* _What is needed_
Copy each entry below exactly as it appears.

* _Given data_

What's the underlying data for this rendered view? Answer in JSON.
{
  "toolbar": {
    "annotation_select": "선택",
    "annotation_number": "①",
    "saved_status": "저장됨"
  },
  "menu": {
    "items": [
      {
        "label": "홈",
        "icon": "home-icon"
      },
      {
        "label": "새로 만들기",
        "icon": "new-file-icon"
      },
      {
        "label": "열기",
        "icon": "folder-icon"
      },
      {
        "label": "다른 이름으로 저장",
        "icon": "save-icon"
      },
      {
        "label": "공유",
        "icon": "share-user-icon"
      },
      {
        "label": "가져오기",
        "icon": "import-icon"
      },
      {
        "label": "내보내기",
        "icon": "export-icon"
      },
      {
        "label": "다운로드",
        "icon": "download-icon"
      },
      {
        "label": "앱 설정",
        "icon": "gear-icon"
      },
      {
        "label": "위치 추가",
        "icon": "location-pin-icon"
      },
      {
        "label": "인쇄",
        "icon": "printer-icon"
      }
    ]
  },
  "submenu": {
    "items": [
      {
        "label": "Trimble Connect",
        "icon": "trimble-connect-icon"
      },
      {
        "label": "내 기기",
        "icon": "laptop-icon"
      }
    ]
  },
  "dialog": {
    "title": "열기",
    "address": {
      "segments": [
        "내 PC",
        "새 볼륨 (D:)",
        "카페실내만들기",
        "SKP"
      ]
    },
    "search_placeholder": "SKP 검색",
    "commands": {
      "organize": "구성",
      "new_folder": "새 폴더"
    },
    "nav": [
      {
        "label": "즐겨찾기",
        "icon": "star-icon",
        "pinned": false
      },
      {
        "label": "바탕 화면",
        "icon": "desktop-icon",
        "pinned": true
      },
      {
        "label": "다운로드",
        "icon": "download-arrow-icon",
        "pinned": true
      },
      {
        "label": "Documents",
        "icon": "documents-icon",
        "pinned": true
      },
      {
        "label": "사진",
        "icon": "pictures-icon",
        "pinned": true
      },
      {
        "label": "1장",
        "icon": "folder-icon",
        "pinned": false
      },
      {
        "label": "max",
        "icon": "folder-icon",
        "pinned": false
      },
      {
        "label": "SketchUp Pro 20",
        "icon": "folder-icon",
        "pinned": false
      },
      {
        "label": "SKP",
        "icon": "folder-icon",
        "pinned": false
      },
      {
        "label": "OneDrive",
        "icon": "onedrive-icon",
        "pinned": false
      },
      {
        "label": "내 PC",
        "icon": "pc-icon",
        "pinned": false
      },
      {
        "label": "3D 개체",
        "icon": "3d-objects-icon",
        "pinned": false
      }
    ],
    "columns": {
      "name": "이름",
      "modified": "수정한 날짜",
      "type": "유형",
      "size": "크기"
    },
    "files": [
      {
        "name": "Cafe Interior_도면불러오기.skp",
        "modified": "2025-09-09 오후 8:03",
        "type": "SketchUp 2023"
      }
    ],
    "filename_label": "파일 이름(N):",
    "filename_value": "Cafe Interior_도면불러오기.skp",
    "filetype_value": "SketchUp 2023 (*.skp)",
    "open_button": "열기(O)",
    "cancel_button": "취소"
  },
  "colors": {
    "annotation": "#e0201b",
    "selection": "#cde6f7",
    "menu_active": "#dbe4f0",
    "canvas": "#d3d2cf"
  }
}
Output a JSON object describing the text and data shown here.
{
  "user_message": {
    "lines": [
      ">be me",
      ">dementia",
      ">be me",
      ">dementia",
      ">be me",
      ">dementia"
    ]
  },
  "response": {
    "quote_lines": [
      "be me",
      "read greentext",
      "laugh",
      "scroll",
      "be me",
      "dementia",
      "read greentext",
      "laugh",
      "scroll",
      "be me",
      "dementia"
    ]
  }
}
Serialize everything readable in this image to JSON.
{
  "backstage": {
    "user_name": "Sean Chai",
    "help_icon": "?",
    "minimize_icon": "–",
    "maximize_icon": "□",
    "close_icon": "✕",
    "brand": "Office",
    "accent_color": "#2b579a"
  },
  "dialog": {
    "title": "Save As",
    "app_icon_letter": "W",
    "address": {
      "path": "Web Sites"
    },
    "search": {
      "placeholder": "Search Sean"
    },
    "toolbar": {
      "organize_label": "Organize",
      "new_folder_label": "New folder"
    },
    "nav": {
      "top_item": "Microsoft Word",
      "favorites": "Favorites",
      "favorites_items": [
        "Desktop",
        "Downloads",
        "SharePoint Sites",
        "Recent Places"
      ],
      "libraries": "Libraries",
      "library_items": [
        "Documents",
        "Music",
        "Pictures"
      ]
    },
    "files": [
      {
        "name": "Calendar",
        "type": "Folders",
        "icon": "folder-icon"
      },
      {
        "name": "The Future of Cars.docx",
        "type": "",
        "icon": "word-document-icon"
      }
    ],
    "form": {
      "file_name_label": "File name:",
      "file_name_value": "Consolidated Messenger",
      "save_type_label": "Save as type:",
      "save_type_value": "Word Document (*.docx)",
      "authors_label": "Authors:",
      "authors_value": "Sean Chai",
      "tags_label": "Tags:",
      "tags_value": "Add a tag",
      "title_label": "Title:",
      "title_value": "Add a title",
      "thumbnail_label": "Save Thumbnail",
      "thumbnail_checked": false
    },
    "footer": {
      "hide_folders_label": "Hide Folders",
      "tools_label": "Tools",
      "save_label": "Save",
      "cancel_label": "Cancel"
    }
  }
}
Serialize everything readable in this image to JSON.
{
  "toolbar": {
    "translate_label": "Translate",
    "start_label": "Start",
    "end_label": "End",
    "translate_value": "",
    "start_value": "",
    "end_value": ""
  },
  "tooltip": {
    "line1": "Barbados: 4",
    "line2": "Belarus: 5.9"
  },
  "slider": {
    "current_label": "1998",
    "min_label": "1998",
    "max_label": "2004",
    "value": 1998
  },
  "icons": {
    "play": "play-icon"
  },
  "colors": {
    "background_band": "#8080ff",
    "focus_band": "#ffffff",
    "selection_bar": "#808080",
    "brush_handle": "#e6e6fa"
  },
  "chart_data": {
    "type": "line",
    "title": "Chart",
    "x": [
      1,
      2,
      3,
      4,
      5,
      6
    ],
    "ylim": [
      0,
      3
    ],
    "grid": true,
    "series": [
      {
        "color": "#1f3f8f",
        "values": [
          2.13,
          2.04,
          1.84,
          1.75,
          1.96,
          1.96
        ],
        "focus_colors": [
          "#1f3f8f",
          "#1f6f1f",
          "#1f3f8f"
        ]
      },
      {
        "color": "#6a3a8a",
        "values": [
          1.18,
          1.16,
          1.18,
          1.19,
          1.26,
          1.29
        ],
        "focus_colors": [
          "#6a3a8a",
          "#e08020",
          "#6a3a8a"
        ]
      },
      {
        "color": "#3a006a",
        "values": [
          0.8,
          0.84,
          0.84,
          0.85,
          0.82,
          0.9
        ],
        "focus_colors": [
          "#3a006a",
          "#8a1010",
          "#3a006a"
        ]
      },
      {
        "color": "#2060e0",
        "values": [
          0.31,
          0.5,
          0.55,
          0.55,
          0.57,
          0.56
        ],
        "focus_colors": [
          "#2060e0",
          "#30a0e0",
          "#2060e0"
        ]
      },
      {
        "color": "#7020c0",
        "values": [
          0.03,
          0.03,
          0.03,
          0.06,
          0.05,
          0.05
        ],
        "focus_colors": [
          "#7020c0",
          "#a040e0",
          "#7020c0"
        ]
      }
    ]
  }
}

* _Answer section_
What's the underlying data for this rendered view? Answer in JSON.
{
  "toolbar": {
    "annotation_select": "선택",
    "annotation_number": "①",
    "saved_status": "저장됨"
  },
  "menu": {
    "items": [
      {
        "label": "홈",
        "icon": "home-icon"
      },
      {
        "label": "새로 만들기",
        "icon": "new-file-icon"
      },
      {
        "label": "열기",
        "icon": "folder-icon"
      },
      {
        "label": "다른 이름으로 저장",
        "icon": "save-icon"
      },
      {
        "label": "공유",
        "icon": "share-user-icon"
      },
      {
        "label": "가져오기",
        "icon": "import-icon"
      },
      {
        "label": "내보내기",
        "icon": "export-icon"
      },
      {
        "label": "다운로드",
        "icon": "download-icon"
      },
      {
        "label": "앱 설정",
        "icon": "gear-icon"
      },
      {
        "label": "위치 추가",
        "icon": "location-pin-icon"
      },
      {
        "label": "인쇄",
        "icon": "printer-icon"
      }
    ]
  },
  "submenu": {
    "items": [
      {
        "label": "Trimble Connect",
        "icon": "trimble-connect-icon"
      },
      {
        "label": "내 기기",
        "icon": "laptop-icon"
      }
    ]
  },
  "dialog": {
    "title": "열기",
    "address": {
      "segments": [
        "내 PC",
        "새 볼륨 (D:)",
        "카페실내만들기",
        "SKP"
      ]
    },
    "search_placeholder": "SKP 검색",
    "commands": {
      "organize": "구성",
      "new_folder": "새 폴더"
    },
    "nav": [
      {
        "label": "즐겨찾기",
        "icon": "star-icon",
        "pinned": false
      },
      {
        "label": "바탕 화면",
        "icon": "desktop-icon",
        "pinned": true
      },
      {
        "label": "다운로드",
        "icon": "download-arrow-icon",
        "pinned": true
      },
      {
        "label": "Documents",
        "icon": "documents-icon",
        "pinned": true
      },
      {
        "label": "사진",
        "icon": "pictures-icon",
        "pinned": true
      },
      {
        "label": "1장",
        "icon": "folder-icon",
        "pinned": false
      },
      {
        "label": "max",
        "icon": "folder-icon",
        "pinned": false
      },
      {
        "label": "SketchUp Pro 20",
        "icon": "folder-icon",
        "pinned": false
      },
      {
        "label": "SKP",
        "icon": "folder-icon",
        "pinned": false
      },
      {
        "label": "OneDrive",
        "icon": "onedrive-icon",
        "pinned": false
      },
      {
        "label": "내 PC",
        "icon": "pc-icon",
        "pinned": false
      },
      {
        "label": "3D 개체",
        "icon": "3d-objects-icon",
        "pinned": false
      }
    ],
    "columns": {
      "name": "이름",
      "modified": "수정한 날짜",
      "type": "유형",
      "size": "크기"
    },
    "files": [
      {
        "name": "Cafe Interior_도면불러오기.skp",
        "modified": "2025-09-09 오후 8:03",
        "type": "SketchUp 2023"
      }
    ],
    "filename_label": "파일 이름(N):",
    "filename_value": "Cafe Interior_도면불러오기.skp",
    "filetype_value": "SketchUp 2023 (*.skp)",
    "open_button": "열기(O)",
    "cancel_button": "취소"
  },
  "colors": {
    "annotation": "#e0201b",
    "selection": "#cde6f7",
    "menu_active": "#dbe4f0",
    "canvas": "#d3d2cf"
  }
}
Output a JSON object describing the text and data shown here.
{
  "user_message": {
    "lines": [
      ">be me",
      ">dementia",
      ">be me",
      ">dementia",
      ">be me",
      ">dementia"
    ]
  },
  "response": {
    "quote_lines": [
      "be me",
      "read greentext",
      "laugh",
      "scroll",
      "be me",
      "dementia",
      "read greentext",
      "laugh",
      "scroll",
      "be me",
      "dementia"
    ]
  }
}
Serialize everything readable in this image to JSON.
{
  "backstage": {
    "user_name": "Sean Chai",
    "help_icon": "?",
    "minimize_icon": "–",
    "maximize_icon": "□",
    "close_icon": "✕",
    "brand": "Office",
    "accent_color": "#2b579a"
  },
  "dialog": {
    "title": "Save As",
    "app_icon_letter": "W",
    "address": {
      "path": "Web Sites"
    },
    "search": {
      "placeholder": "Search Sean"
    },
    "toolbar": {
      "organize_label": "Organize",
      "new_folder_label": "New folder"
    },
    "nav": {
      "top_item": "Microsoft Word",
      "favorites": "Favorites",
      "favorites_items": [
        "Desktop",
        "Downloads",
        "SharePoint Sites",
        "Recent Places"
      ],
      "libraries": "Libraries",
      "library_items": [
        "Documents",
        "Music",
        "Pictures"
      ]
    },
    "files": [
      {
        "name": "Calendar",
        "type": "Folders",
        "icon": "folder-icon"
      },
      {
        "name": "The Future of Cars.docx",
        "type": "",
        "icon": "word-document-icon"
      }
    ],
    "form": {
      "file_name_label": "File name:",
      "file_name_value": "Consolidated Messenger",
      "save_type_label": "Save as type:",
      "save_type_value": "Word Document (*.docx)",
      "authors_label": "Authors:",
      "authors_value": "Sean Chai",
      "tags_label": "Tags:",
      "tags_value": "Add a tag",
      "title_label": "Title:",
      "title_value": "Add a title",
      "thumbnail_label": "Save Thumbnail",
      "thumbnail_checked": false
    },
    "footer": {
      "hide_folders_label": "Hide Folders",
      "tools_label": "Tools",
      "save_label": "Save",
      "cancel_label": "Cancel"
    }
  }
}
Serialize everything readable in this image to JSON.
{
  "toolbar": {
    "translate_label": "Translate",
    "start_label": "Start",
    "end_label": "End",
    "translate_value": "",
    "start_value": "",
    "end_value": ""
  },
  "tooltip": {
    "line1": "Barbados: 4",
    "line2": "Belarus: 5.9"
  },
  "slider": {
    "current_label": "1998",
    "min_label": "1998",
    "max_label": "2004",
    "value": 1998
  },
  "icons": {
    "play": "play-icon"
  },
  "colors": {
    "background_band": "#8080ff",
    "focus_band": "#ffffff",
    "selection_bar": "#808080",
    "brush_handle": "#e6e6fa"
  },
  "chart_data": {
    "type": "line",
    "title": "Chart",
    "x": [
      1,
      2,
      3,
      4,
      5,
      6
    ],
    "ylim": [
      0,
      3
    ],
    "grid": true,
    "series": [
      {
        "color": "#1f3f8f",
        "values": [
          2.13,
          2.04,
          1.84,
          1.75,
          1.96,
          1.96
        ],
        "focus_colors": [
          "#1f3f8f",
          "#1f6f1f",
          "#1f3f8f"
        ]
      },
      {
        "color": "#6a3a8a",
        "values": [
          1.18,
          1.16,
          1.18,
          1.19,
          1.26,
          1.29
        ],
        "focus_colors": [
          "#6a3a8a",
          "#e08020",
          "#6a3a8a"
        ]
      },
      {
        "color": "#3a006a",
        "values": [
          0.8,
          0.84,
          0.84,
          0.85,
          0.82,
          0.9
        ],
        "focus_colors": [
          "#3a006a",
          "#8a1010",
          "#3a006a"
        ]
      },
      {
        "color": "#2060e0",
        "values": [
          0.31,
          0.5,
          0.55,
          0.55,
          0.57,
          0.56
        ],
        "focus_colors": [
          "#2060e0",
          "#30a0e0",
          "#2060e0"
        ]
      },
      {
        "color": "#7020c0",
        "values": [
          0.03,
          0.03,
          0.03,
          0.06,
          0.05,
          0.05
        ],
        "focus_colors": [
          "#7020c0",
          "#a040e0",
          "#7020c0"
        ]
      }
    ]
  }
}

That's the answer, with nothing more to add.